*What to produce*.
Retyping each entry exactly is the whole task.

Collected data
++++

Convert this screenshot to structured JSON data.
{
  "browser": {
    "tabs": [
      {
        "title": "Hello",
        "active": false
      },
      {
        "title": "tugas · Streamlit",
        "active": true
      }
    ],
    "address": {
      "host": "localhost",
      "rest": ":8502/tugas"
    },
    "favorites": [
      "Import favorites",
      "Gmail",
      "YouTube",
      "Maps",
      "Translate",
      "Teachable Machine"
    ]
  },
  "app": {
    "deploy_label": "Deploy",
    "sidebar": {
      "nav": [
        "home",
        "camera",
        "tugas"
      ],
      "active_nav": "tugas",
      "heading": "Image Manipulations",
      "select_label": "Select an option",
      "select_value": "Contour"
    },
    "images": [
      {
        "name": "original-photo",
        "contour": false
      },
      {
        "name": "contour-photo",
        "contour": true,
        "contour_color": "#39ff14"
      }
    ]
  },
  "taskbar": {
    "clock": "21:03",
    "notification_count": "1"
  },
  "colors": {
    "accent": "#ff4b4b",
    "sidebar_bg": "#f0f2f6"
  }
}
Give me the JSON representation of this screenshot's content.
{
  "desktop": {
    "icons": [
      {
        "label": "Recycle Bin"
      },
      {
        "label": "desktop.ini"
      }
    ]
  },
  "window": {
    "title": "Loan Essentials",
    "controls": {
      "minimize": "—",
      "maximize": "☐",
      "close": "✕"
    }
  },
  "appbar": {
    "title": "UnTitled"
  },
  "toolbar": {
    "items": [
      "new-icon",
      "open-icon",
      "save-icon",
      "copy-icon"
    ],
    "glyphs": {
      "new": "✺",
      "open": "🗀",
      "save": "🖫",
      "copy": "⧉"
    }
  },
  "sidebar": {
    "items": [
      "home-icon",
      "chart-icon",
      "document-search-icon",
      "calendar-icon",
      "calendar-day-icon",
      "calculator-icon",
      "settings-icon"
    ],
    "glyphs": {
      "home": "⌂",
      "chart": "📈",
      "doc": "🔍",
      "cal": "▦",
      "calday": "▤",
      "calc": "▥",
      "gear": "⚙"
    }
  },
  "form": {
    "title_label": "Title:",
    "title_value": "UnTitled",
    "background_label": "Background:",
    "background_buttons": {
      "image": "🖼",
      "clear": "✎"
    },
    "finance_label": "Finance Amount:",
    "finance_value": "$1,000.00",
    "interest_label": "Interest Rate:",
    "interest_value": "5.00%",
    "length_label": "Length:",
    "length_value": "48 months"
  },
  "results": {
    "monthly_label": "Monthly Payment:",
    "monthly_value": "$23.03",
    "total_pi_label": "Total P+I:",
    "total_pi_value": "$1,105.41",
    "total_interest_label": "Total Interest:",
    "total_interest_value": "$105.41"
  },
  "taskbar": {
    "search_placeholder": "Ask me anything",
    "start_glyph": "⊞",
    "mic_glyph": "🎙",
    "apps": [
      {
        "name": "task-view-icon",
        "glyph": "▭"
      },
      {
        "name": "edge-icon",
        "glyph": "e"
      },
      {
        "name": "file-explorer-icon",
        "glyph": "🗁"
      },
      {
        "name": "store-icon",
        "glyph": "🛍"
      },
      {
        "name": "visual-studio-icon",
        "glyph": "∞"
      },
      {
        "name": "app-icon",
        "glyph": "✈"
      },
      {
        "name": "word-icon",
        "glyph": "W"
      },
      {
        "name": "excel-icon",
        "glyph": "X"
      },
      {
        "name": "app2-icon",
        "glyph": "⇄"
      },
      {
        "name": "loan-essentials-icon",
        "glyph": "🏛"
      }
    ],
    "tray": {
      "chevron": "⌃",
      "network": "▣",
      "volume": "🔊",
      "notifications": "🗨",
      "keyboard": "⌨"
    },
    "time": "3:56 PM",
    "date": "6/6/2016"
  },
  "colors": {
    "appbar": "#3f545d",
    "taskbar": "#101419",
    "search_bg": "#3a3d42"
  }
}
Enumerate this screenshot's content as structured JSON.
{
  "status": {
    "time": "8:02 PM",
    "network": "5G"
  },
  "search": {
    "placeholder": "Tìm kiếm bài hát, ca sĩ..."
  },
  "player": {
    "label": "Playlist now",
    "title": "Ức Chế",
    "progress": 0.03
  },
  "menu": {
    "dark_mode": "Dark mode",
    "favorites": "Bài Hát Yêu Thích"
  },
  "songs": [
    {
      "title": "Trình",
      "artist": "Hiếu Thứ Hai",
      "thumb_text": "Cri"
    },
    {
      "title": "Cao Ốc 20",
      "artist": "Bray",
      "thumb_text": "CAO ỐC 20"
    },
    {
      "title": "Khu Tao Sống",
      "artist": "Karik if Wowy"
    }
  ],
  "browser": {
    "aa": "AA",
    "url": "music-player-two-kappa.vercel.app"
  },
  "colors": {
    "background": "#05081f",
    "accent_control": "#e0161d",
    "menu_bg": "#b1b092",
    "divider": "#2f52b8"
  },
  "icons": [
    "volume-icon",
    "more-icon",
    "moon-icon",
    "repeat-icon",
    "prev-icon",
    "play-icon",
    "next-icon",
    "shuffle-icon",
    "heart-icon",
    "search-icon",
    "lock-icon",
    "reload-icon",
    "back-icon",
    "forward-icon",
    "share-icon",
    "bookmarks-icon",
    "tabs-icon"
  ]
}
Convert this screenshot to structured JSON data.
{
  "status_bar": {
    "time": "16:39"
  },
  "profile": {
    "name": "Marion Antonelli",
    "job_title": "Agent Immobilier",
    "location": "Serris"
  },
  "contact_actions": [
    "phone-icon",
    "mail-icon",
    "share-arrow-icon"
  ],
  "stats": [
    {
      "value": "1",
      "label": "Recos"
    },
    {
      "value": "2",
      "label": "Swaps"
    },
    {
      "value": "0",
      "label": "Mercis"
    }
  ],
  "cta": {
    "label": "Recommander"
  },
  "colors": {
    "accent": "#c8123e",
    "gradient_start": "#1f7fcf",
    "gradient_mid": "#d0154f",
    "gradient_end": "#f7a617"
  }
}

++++

*Answer space*.
Convert this screenshot to structured JSON data.
{
  "browser": {
    "tabs": [
      {
        "title": "Hello",
        "active": false
      },
      {
        "title": "tugas · Streamlit",
        "active": true
      }
    ],
    "address": {
      "host": "localhost",
      "rest": ":8502/tugas"
    },
    "favorites": [
      "Import favorites",
      "Gmail",
      "YouTube",
      "Maps",
      "Translate",
      "Teachable Machine"
    ]
  },
  "app": {
    "deploy_label": "Deploy",
    "sidebar": {
      "nav": [
        "home",
        "camera",
        "tugas"
      ],
      "active_nav": "tugas",
      "heading": "Image Manipulations",
      "select_label": "Select an option",
      "select_value": "Contour"
    },
    "images": [
      {
        "name": "original-photo",
        "contour": false
      },
      {
        "name": "contour-photo",
        "contour": true,
        "contour_color": "#39ff14"
      }
    ]
  },
  "taskbar": {
    "clock": "21:03",
    "notification_count": "1"
  },
  "colors": {
    "accent": "#ff4b4b",
    "sidebar_bg": "#f0f2f6"
  }
}
Give me the JSON representation of this screenshot's content.
{
  "desktop": {
    "icons": [
      {
        "label": "Recycle Bin"
      },
      {
        "label": "desktop.ini"
      }
    ]
  },
  "window": {
    "title": "Loan Essentials",
    "controls": {
      "minimize": "—",
      "maximize": "☐",
      "close": "✕"
    }
  },
  "appbar": {
    "title": "UnTitled"
  },
  "toolbar": {
    "items": [
      "new-icon",
      "open-icon",
      "save-icon",
      "copy-icon"
    ],
    "glyphs": {
      "new": "✺",
      "open": "🗀",
      "save": "🖫",
      "copy": "⧉"
    }
  },
  "sidebar": {
    "items": [
      "home-icon",
      "chart-icon",
      "document-search-icon",
      "calendar-icon",
      "calendar-day-icon",
      "calculator-icon",
      "settings-icon"
    ],
    "glyphs": {
      "home": "⌂",
      "chart": "📈",
      "doc": "🔍",
      "cal": "▦",
      "calday": "▤",
      "calc": "▥",
      "gear": "⚙"
    }
  },
  "form": {
    "title_label": "Title:",
    "title_value": "UnTitled",
    "background_label": "Background:",
    "background_buttons": {
      "image": "🖼",
      "clear": "✎"
    },
    "finance_label": "Finance Amount:",
    "finance_value": "$1,000.00",
    "interest_label": "Interest Rate:",
    "interest_value": "5.00%",
    "length_label": "Length:",
    "length_value": "48 months"
  },
  "results": {
    "monthly_label": "Monthly Payment:",
    "monthly_value": "$23.03",
    "total_pi_label": "Total P+I:",
    "total_pi_value": "$1,105.41",
    "total_interest_label": "Total Interest:",
    "total_interest_value": "$105.41"
  },
  "taskbar": {
    "search_placeholder": "Ask me anything",
    "start_glyph": "⊞",
    "mic_glyph": "🎙",
    "apps": [
      {
        "name": "task-view-icon",
        "glyph": "▭"
      },
      {
        "name": "edge-icon",
        "glyph": "e"
      },
      {
        "name": "file-explorer-icon",
        "glyph": "🗁"
      },
      {
        "name": "store-icon",
        "glyph": "🛍"
      },
      {
        "name": "visual-studio-icon",
        "glyph": "∞"
      },
      {
        "name": "app-icon",
        "glyph": "✈"
      },
      {
        "name": "word-icon",
        "glyph": "W"
      },
      {
        "name": "excel-icon",
        "glyph": "X"
      },
      {
        "name": "app2-icon",
        "glyph": "⇄"
      },
      {
        "name": "loan-essentials-icon",
        "glyph": "🏛"
      }
    ],
    "tray": {
      "chevron": "⌃",
      "network": "▣",
      "volume": "🔊",
      "notifications": "🗨",
      "keyboard": "⌨"
    },
    "time": "3:56 PM",
    "date": "6/6/2016"
  },
  "colors": {
    "appbar": "#3f545d",
    "taskbar": "#101419",
    "search_bg": "#3a3d42"
  }
}
Enumerate this screenshot's content as structured JSON.
{
  "status": {
    "time": "8:02 PM",
    "network": "5G"
  },
  "search": {
    "placeholder": "Tìm kiếm bài hát, ca sĩ..."
  },
  "player": {
    "label": "Playlist now",
    "title": "Ức Chế",
    "progress": 0.03
  },
  "menu": {
    "dark_mode": "Dark mode",
    "favorites": "Bài Hát Yêu Thích"
  },
  "songs": [
    {
      "title": "Trình",
      "artist": "Hiếu Thứ Hai",
      "thumb_text": "Cri"
    },
    {
      "title": "Cao Ốc 20",
      "artist": "Bray",
      "thumb_text": "CAO ỐC 20"
    },
    {
      "title": "Khu Tao Sống",
      "artist": "Karik if Wowy"
    }
  ],
  "browser": {
    "aa": "AA",
    "url": "music-player-two-kappa.vercel.app"
  },
  "colors": {
    "background": "#05081f",
    "accent_control": "#e0161d",
    "menu_bg": "#b1b092",
    "divider": "#2f52b8"
  },
  "icons": [
    "volume-icon",
    "more-icon",
    "moon-icon",
    "repeat-icon",
    "prev-icon",
    "play-icon",
    "next-icon",
    "shuffle-icon",
    "heart-icon",
    "search-icon",
    "lock-icon",
    "reload-icon",
    "back-icon",
    "forward-icon",
    "share-icon",
    "bookmarks-icon",
    "tabs-icon"
  ]
}
Convert this screenshot to structured JSON data.
{
  "status_bar": {
    "time": "16:39"
  },
  "profile": {
    "name": "Marion Antonelli",
    "job_title": "Agent Immobilier",
    "location": "Serris"
  },
  "contact_actions": [
    "phone-icon",
    "mail-icon",
    "share-arrow-icon"
  ],
  "stats": [
    {
      "value": "1",
      "label": "Recos"
    },
    {
      "value": "2",
      "label": "Swaps"
    },
    {
      "value": "0",
      "label": "Mercis"
    }
  ],
  "cta": {
    "label": "Recommander"
  },
  "colors": {
    "accent": "#c8123e",
    "gradient_start": "#1f7fcf",
    "gradient_mid": "#d0154f",
    "gradient_end": "#f7a617"
  }
}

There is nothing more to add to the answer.